Required action -
Line by line, copy the data below exactly.
Provided material below:
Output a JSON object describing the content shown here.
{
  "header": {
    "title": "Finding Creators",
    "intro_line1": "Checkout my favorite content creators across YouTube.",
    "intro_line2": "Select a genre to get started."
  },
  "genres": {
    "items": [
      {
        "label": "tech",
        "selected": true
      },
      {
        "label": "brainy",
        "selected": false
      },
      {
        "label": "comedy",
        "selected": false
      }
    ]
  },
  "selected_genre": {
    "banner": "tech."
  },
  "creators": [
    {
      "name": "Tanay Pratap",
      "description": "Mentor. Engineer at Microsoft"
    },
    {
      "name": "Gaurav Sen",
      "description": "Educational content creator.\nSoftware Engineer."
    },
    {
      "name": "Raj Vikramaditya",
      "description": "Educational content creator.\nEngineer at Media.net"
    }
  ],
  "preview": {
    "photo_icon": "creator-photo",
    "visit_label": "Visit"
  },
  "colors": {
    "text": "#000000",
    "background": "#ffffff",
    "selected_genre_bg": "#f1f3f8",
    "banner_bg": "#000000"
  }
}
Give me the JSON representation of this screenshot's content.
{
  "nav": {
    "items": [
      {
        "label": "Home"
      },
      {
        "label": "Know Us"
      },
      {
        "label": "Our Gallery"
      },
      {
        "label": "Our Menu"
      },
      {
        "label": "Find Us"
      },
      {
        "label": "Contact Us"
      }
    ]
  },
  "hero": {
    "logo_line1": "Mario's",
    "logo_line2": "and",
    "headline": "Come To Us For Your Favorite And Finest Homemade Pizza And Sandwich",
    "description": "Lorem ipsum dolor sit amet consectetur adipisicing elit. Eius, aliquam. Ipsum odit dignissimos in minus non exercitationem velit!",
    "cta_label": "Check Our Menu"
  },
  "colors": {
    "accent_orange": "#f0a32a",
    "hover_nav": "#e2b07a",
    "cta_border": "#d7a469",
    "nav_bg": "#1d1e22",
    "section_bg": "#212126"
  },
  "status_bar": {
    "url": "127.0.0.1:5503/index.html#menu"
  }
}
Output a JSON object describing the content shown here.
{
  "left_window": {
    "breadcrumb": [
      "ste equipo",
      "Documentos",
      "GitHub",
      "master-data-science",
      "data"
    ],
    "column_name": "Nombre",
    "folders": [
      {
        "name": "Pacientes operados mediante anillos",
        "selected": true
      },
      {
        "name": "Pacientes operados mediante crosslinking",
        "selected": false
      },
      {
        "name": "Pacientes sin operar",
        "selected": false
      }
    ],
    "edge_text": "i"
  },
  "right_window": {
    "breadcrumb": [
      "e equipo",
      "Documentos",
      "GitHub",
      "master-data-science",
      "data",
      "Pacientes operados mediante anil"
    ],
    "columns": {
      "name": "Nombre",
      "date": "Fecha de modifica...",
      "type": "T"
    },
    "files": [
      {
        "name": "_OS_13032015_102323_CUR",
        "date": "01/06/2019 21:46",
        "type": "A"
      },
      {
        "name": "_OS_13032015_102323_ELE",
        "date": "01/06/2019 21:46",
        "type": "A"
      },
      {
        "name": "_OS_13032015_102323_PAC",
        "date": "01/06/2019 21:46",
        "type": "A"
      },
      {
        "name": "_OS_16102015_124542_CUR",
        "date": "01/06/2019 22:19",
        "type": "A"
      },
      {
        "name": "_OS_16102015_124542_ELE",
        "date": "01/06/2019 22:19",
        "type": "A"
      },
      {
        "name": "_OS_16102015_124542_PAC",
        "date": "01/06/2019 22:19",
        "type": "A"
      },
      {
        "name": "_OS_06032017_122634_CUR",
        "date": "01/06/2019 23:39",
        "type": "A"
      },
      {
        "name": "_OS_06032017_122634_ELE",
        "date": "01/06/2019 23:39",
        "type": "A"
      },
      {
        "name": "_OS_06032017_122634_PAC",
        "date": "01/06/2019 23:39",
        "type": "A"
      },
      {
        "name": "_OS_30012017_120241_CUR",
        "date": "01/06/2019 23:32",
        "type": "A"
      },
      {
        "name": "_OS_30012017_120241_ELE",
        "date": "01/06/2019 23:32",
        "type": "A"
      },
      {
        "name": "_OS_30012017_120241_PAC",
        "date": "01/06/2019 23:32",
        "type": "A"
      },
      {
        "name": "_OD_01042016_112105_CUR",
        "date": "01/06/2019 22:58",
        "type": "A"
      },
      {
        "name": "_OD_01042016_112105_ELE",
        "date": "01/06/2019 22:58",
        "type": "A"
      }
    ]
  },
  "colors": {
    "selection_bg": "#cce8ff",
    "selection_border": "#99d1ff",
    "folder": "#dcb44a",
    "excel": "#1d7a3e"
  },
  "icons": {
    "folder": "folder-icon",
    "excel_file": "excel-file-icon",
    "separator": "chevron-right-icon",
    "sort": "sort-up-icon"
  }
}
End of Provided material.
Solution to this problem -
Output a JSON object describing the content shown here.
{
  "header": {
    "title": "Finding Creators",
    "intro_line1": "Checkout my favorite content creators across YouTube.",
    "intro_line2": "Select a genre to get started."
  },
  "genres": {
    "items": [
      {
        "label": "tech",
        "selected": true
      },
      {
        "label": "brainy",
        "selected": false
      },
      {
        "label": "comedy",
        "selected": false
      }
    ]
  },
  "selected_genre": {
    "banner": "tech."
  },
  "creators": [
    {
      "name": "Tanay Pratap",
      "description": "Mentor. Engineer at Microsoft"
    },
    {
      "name": "Gaurav Sen",
      "description": "Educational content creator.\nSoftware Engineer."
    },
    {
      "name": "Raj Vikramaditya",
      "description": "Educational content creator.\nEngineer at Media.net"
    }
  ],
  "preview": {
    "photo_icon": "creator-photo",
    "visit_label": "Visit"
  },
  "colors": {
    "text": "#000000",
    "background": "#ffffff",
    "selected_genre_bg": "#f1f3f8",
    "banner_bg": "#000000"
  }
}
Give me the JSON representation of this screenshot's content.
{
  "nav": {
    "items": [
      {
        "label": "Home"
      },
      {
        "label": "Know Us"
      },
      {
        "label": "Our Gallery"
      },
      {
        "label": "Our Menu"
      },
      {
        "label": "Find Us"
      },
      {
        "label": "Contact Us"
      }
    ]
  },
  "hero": {
    "logo_line1": "Mario's",
    "logo_line2": "and",
    "headline": "Come To Us For Your Favorite And Finest Homemade Pizza And Sandwich",
    "description": "Lorem ipsum dolor sit amet consectetur adipisicing elit. Eius, aliquam. Ipsum odit dignissimos in minus non exercitationem velit!",
    "cta_label": "Check Our Menu"
  },
  "colors": {
    "accent_orange": "#f0a32a",
    "hover_nav": "#e2b07a",
    "cta_border": "#d7a469",
    "nav_bg": "#1d1e22",
    "section_bg": "#212126"
  },
  "status_bar": {
    "url": "127.0.0.1:5503/index.html#menu"
  }
}
Output a JSON object describing the content shown here.
{
  "left_window": {
    "breadcrumb": [
      "ste equipo",
      "Documentos",
      "GitHub",
      "master-data-science",
      "data"
    ],
    "column_name": "Nombre",
    "folders": [
      {
        "name": "Pacientes operados mediante anillos",
        "selected": true
      },
      {
        "name": "Pacientes operados mediante crosslinking",
        "selected": false
      },
      {
        "name": "Pacientes sin operar",
        "selected": false
      }
    ],
    "edge_text": "i"
  },
  "right_window": {
    "breadcrumb": [
      "e equipo",
      "Documentos",
      "GitHub",
      "master-data-science",
      "data",
      "Pacientes operados mediante anil"
    ],
    "columns": {
      "name": "Nombre",
      "date": "Fecha de modifica...",
      "type": "T"
    },
    "files": [
      {
        "name": "_OS_13032015_102323_CUR",
        "date": "01/06/2019 21:46",
        "type": "A"
      },
      {
        "name": "_OS_13032015_102323_ELE",
        "date": "01/06/2019 21:46",
        "type": "A"
      },
      {
        "name": "_OS_13032015_102323_PAC",
        "date": "01/06/2019 21:46",
        "type": "A"
      },
      {
        "name": "_OS_16102015_124542_CUR",
        "date": "01/06/2019 22:19",
        "type": "A"
      },
      {
        "name": "_OS_16102015_124542_ELE",
        "date": "01/06/2019 22:19",
        "type": "A"
      },
      {
        "name": "_OS_16102015_124542_PAC",
        "date": "01/06/2019 22:19",
        "type": "A"
      },
      {
        "name": "_OS_06032017_122634_CUR",
        "date": "01/06/2019 23:39",
        "type": "A"
      },
      {
        "name": "_OS_06032017_122634_ELE",
        "date": "01/06/2019 23:39",
        "type": "A"
      },
      {
        "name": "_OS_06032017_122634_PAC",
        "date": "01/06/2019 23:39",
        "type": "A"
      },
      {
        "name": "_OS_30012017_120241_CUR",
        "date": "01/06/2019 23:32",
        "type": "A"
      },
      {
        "name": "_OS_30012017_120241_ELE",
        "date": "01/06/2019 23:32",
        "type": "A"
      },
      {
        "name": "_OS_30012017_120241_PAC",
        "date": "01/06/2019 23:32",
        "type": "A"
      },
      {
        "name": "_OD_01042016_112105_CUR",
        "date": "01/06/2019 22:58",
        "type": "A"
      },
      {
        "name": "_OD_01042016_112105_ELE",
        "date": "01/06/2019 22:58",
        "type": "A"
      }
    ]
  },
  "colors": {
    "selection_bg": "#cce8ff",
    "selection_border": "#99d1ff",
    "folder": "#dcb44a",
    "excel": "#1d7a3e"
  },
  "icons": {
    "folder": "folder-icon",
    "excel_file": "excel-file-icon",
    "separator": "chevron-right-icon",
    "sort": "sort-up-icon"
  }
}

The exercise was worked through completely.